**WHAT IS REQUIRED:**
Below are the records; restate all of them word for word.

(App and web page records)
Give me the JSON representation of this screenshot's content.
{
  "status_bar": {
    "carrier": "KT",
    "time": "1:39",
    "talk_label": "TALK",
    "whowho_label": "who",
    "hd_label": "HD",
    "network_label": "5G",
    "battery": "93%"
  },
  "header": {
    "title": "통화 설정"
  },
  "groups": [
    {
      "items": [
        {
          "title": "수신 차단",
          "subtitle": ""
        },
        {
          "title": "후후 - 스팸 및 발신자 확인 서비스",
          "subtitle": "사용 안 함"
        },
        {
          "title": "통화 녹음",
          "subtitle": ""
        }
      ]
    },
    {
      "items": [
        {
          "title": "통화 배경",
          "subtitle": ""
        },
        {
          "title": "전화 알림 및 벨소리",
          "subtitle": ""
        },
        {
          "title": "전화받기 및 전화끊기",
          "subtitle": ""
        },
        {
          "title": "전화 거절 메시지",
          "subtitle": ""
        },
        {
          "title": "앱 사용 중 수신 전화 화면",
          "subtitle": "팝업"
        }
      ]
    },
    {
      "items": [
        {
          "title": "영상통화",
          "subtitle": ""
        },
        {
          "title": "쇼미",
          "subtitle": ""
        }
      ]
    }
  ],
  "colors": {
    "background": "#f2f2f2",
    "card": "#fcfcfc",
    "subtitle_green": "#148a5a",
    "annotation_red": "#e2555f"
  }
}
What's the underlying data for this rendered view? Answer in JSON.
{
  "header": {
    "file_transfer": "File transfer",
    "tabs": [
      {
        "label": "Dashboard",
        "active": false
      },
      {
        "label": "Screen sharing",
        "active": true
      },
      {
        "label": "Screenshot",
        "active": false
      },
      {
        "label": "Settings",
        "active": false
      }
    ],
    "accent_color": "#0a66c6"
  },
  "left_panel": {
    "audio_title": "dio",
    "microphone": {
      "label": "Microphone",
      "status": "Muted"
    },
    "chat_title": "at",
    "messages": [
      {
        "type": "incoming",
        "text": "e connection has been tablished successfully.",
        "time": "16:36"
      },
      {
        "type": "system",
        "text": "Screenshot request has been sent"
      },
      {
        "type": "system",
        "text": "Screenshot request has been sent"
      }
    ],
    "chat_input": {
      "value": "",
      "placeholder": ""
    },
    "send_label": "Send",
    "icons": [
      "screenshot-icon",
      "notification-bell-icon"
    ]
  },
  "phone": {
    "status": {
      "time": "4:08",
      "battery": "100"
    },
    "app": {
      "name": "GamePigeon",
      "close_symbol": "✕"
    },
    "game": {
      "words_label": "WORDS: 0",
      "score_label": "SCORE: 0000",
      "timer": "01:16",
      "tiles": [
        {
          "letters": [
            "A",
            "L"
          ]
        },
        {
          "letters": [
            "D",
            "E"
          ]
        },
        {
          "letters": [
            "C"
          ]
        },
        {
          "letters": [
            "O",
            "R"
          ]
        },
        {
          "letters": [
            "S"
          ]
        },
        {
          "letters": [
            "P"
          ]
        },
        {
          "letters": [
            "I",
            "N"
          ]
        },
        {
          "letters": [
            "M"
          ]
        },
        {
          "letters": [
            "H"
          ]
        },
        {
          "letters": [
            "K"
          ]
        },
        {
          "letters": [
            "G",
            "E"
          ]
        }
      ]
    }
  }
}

**OUTPUT OF THE EXERCISE:**
Give me the JSON representation of this screenshot's content.
{
  "status_bar": {
    "carrier": "KT",
    "time": "1:39",
    "talk_label": "TALK",
    "whowho_label": "who",
    "hd_label": "HD",
    "network_label": "5G",
    "battery": "93%"
  },
  "header": {
    "title": "통화 설정"
  },
  "groups": [
    {
      "items": [
        {
          "title": "수신 차단",
          "subtitle": ""
        },
        {
          "title": "후후 - 스팸 및 발신자 확인 서비스",
          "subtitle": "사용 안 함"
        },
        {
          "title": "통화 녹음",
          "subtitle": ""
        }
      ]
    },
    {
      "items": [
        {
          "title": "통화 배경",
          "subtitle": ""
        },
        {
          "title": "전화 알림 및 벨소리",
          "subtitle": ""
        },
        {
          "title": "전화받기 및 전화끊기",
          "subtitle": ""
        },
        {
          "title": "전화 거절 메시지",
          "subtitle": ""
        },
        {
          "title": "앱 사용 중 수신 전화 화면",
          "subtitle": "팝업"
        }
      ]
    },
    {
      "items": [
        {
          "title": "영상통화",
          "subtitle": ""
        },
        {
          "title": "쇼미",
          "subtitle": ""
        }
      ]
    }
  ],
  "colors": {
    "background": "#f2f2f2",
    "card": "#fcfcfc",
    "subtitle_green": "#148a5a",
    "annotation_red": "#e2555f"
  }
}
What's the underlying data for this rendered view? Answer in JSON.
{
  "header": {
    "file_transfer": "File transfer",
    "tabs": [
      {
        "label": "Dashboard",
        "active": false
      },
      {
        "label": "Screen sharing",
        "active": true
      },
      {
        "label": "Screenshot",
        "active": false
      },
      {
        "label": "Settings",
        "active": false
      }
    ],
    "accent_color": "#0a66c6"
  },
  "left_panel": {
    "audio_title": "dio",
    "microphone": {
      "label": "Microphone",
      "status": "Muted"
    },
    "chat_title": "at",
    "messages": [
      {
        "type": "incoming",
        "text": "e connection has been tablished successfully.",
        "time": "16:36"
      },
      {
        "type": "system",
        "text": "Screenshot request has been sent"
      },
      {
        "type": "system",
        "text": "Screenshot request has been sent"
      }
    ],
    "chat_input": {
      "value": "",
      "placeholder": ""
    },
    "send_label": "Send",
    "icons": [
      "screenshot-icon",
      "notification-bell-icon"
    ]
  },
  "phone": {
    "status": {
      "time": "4:08",
      "battery": "100"
    },
    "app": {
      "name": "GamePigeon",
      "close_symbol": "✕"
    },
    "game": {
      "words_label": "WORDS: 0",
      "score_label": "SCORE: 0000",
      "timer": "01:16",
      "tiles": [
        {
          "letters": [
            "A",
            "L"
          ]
        },
        {
          "letters": [
            "D",
            "E"
          ]
        },
        {
          "letters": [
            "C"
          ]
        },
        {
          "letters": [
            "O",
            "R"
          ]
        },
        {
          "letters": [
            "S"
          ]
        },
        {
          "letters": [
            "P"
          ]
        },
        {
          "letters": [
            "I",
            "N"
          ]
        },
        {
          "letters": [
            "M"
          ]
        },
        {
          "letters": [
            "H"
          ]
        },
        {
          "letters": [
            "K"
          ]
        },
        {
          "letters": [
            "G",
            "E"
          ]
        }
      ]
    }
  }
}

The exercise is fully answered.